A small voice inside my head said, "This isn't right," but I wasn't listening. My mind kept going through all the things Brad had said about her. That she was crazy to believe in God, nuts to believe that there was a heaven. Insane to be willing to die for something that doesn't even exist.

"The Romans used to throw Christians to the lions. Pity there aren't any lions around here," Brad sneered. I heard snickers from the boys around me. Now I realise that there wasn't anything funny about it at all.

Cassandra yanked her arm out of his grasp. "Leave me alone," she said, backing away.

That's when things got out of hand. Brad pulled a shiny black object out of his jacket pocket and pointed it at her. She froze, like a deer caught in headlights.

It took me a moment to realise it was a gun. I should have done something then, but I didn't. No one did. Someone started to say something but they were quickly shushed. Now I wish that I had said something.

"People like you pollute the rest of us," Brad growled. "If you want to die for your God so much, then I'll make it easy for you."

There was an earth shattering bang and Cassandra stumbled back, then she fell, seemingly in slow motion. Blood darkened her white shirt.

Everyone seemed to come back to their senses. Brad dropped the gun and bolted out of there. Everyone else followed, terrified that they would be caught. I should have gone with them but the sight of Cassandra sprawled on the grass made me stop. It didn't seem right to leave her. It was the first right decision I'd made that afternoon.

I knelt down beside her. Her eyes were wide with pain and fear. She fought to sit up, her eyes moving wildly, trying to focus on me. I pushed her back down gently. Taking off my jacket, I held it over the wound in her chest. Blood soaked through it.

"Stay still. I'll call an ambulance or something," I said frantically.

"God's real," she whispered. "Jesus is real. He wants me to go home."

"Home?" I wondered. Then, I realised what she was talking about. Heaven.

"Thank you for staying," she whispered. I had to lean over to hear what she said.

"I'm sorry," I whispered, knowing it wasn't enough. Words couldn't undo what had already happened. I wished with all my heart that I could turn back time. Maybe do things differently. But that's something no one can do, no matter how much they want to.

"Then I guess this wasn't a waste after all," she whispered. Her pale lips turned up in a small smile and she closed her eyes for the last time.
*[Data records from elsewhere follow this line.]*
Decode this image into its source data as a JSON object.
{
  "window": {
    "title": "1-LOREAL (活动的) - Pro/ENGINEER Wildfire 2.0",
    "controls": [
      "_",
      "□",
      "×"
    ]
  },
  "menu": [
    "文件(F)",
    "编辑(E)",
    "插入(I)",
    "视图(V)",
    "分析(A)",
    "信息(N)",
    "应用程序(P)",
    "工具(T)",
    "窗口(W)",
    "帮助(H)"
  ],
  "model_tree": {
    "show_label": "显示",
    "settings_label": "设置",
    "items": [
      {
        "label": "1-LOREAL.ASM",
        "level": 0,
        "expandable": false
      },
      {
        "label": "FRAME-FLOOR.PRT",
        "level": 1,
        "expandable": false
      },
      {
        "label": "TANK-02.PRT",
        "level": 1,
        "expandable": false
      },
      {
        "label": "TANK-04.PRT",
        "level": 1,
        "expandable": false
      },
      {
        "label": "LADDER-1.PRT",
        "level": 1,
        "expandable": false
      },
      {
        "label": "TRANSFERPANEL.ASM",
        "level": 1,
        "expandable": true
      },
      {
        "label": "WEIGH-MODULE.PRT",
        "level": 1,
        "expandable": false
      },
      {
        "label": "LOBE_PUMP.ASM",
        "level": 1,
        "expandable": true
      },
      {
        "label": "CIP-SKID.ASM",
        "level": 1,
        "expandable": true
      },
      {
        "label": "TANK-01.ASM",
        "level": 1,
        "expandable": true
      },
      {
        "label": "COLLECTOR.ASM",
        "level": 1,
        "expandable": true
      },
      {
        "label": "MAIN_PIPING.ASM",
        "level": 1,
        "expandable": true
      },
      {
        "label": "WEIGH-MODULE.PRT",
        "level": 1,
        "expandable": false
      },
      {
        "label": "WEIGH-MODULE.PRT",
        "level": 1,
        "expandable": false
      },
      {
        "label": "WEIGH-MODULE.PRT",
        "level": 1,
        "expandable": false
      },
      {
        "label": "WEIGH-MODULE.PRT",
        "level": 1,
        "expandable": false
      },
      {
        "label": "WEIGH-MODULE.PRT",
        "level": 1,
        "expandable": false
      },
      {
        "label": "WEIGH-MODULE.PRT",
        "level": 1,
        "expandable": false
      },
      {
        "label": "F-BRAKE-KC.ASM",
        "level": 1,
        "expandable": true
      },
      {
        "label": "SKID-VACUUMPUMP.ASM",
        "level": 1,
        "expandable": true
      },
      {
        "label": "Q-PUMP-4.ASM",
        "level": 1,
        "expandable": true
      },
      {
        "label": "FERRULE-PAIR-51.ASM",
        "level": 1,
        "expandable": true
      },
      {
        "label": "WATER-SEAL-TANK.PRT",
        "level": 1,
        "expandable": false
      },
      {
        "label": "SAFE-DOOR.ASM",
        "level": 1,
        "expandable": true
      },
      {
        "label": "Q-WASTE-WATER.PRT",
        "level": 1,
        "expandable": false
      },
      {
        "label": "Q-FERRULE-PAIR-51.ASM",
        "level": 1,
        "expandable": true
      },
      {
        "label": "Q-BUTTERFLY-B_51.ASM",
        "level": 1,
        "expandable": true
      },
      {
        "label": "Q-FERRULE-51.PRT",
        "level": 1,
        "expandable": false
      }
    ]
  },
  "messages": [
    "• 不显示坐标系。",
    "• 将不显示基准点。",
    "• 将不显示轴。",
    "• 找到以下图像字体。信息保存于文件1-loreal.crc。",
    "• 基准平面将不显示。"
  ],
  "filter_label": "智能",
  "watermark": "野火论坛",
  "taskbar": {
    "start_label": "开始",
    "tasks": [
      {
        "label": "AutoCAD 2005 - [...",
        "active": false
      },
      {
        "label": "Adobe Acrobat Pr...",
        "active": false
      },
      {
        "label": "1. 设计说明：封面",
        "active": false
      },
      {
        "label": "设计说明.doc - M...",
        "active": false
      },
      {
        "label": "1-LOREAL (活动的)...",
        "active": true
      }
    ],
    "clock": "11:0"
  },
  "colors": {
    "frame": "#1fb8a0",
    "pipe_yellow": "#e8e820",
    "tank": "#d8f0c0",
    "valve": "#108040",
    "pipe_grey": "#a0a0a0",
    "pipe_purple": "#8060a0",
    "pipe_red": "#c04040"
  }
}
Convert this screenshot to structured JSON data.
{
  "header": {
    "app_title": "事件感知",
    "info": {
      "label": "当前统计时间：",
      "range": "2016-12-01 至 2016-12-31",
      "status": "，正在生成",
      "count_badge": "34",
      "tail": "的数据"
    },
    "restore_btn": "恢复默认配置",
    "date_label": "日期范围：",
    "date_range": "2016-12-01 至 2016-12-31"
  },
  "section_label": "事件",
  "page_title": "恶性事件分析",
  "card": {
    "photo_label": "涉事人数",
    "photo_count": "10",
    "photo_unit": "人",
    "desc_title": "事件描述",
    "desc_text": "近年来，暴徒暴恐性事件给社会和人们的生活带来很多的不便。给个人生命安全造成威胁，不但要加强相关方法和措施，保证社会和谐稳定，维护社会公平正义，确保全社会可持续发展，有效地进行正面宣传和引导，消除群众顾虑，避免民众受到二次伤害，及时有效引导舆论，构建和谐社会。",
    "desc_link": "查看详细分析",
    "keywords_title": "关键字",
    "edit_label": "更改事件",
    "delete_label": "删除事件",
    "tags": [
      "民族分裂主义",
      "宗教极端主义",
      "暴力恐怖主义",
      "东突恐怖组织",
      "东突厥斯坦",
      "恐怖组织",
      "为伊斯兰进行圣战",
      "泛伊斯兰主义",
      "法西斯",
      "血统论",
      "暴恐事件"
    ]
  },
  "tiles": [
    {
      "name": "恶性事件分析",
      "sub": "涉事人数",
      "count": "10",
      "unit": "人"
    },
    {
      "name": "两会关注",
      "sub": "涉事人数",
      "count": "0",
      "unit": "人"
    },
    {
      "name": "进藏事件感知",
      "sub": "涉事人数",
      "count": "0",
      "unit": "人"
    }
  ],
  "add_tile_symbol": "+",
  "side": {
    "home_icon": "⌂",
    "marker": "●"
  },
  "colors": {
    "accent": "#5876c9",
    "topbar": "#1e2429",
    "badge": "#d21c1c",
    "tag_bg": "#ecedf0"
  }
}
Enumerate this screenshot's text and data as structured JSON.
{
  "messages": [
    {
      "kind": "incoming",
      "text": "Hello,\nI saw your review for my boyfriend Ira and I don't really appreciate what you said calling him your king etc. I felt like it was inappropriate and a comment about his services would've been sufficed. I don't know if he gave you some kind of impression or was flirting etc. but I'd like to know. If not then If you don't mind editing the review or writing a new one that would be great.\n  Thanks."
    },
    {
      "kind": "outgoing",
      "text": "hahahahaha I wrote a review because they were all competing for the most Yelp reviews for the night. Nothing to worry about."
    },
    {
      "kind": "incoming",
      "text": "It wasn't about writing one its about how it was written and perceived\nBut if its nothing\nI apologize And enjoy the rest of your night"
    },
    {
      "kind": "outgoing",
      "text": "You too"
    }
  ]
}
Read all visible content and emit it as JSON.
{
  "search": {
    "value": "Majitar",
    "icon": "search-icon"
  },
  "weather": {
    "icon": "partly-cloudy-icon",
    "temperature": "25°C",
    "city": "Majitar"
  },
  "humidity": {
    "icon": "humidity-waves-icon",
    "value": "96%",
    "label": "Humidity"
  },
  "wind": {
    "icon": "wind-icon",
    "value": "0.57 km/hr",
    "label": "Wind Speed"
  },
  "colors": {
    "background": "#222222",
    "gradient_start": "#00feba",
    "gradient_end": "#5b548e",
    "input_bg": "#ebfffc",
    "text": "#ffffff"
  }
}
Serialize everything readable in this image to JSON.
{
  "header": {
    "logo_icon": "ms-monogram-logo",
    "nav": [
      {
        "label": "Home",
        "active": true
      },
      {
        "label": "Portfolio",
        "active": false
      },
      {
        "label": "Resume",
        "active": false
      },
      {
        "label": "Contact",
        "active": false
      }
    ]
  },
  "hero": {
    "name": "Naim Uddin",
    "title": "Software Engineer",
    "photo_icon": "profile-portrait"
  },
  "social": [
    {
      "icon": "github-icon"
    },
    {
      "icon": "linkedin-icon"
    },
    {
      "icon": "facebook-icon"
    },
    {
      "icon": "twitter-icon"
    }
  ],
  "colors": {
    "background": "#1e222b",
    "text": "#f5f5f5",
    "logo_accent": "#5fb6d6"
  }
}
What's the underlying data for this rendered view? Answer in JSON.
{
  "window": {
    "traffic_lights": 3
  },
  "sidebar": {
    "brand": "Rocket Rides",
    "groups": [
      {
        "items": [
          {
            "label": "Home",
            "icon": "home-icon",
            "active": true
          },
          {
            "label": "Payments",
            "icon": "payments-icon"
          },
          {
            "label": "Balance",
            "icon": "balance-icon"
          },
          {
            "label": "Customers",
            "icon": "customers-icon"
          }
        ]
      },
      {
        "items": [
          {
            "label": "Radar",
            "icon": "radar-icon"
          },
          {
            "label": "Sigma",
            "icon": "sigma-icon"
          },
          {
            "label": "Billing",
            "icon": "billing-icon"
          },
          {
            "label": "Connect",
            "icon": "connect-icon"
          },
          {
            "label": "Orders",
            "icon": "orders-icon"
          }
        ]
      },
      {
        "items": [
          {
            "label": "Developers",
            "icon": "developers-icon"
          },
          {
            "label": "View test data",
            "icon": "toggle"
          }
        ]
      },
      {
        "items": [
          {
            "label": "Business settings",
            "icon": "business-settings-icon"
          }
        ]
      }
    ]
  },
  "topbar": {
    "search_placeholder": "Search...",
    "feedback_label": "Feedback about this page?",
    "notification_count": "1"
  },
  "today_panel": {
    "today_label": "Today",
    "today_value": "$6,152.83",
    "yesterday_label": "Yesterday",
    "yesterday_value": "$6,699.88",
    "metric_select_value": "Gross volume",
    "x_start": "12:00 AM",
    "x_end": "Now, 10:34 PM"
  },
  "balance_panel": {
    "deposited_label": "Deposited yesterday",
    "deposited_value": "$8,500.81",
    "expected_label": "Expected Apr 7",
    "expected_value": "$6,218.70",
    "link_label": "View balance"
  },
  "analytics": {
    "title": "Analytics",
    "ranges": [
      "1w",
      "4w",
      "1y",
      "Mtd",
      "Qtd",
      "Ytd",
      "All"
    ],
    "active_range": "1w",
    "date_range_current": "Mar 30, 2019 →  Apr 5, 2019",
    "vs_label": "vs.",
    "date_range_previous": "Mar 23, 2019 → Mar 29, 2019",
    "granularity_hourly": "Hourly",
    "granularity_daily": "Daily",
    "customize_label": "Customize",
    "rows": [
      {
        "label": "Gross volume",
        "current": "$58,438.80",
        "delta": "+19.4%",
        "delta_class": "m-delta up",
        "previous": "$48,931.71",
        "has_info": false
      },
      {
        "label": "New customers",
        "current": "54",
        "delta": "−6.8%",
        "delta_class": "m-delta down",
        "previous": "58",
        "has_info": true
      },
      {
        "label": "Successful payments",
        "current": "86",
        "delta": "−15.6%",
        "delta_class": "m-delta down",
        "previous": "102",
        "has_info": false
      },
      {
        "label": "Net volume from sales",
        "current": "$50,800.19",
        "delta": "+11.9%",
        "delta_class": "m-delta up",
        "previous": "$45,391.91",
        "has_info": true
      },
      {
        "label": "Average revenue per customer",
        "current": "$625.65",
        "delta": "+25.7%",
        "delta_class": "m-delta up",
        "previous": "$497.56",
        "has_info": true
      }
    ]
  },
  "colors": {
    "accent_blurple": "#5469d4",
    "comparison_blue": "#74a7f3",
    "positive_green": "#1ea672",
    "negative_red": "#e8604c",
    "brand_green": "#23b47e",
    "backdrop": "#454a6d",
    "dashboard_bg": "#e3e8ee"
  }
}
I sat there for a long time until a roller blader came by and saw us. Brad's fingerprints were found on the gun and he was charged with murder. One of my classmates told me that he was in counselling.

I come back to Cassandra's grave almost every month. I guess it is sort of in atonement for playing a part in her death. I also go to church every Sunday. If Cassandra believed in God so much that she paid the ultimate price for Him, then there must be some truth in it.

My pastor tells me that God has forgiven me, but I'm not so sure. I don't believe that God will ever forgive me, because I can't forgive myself.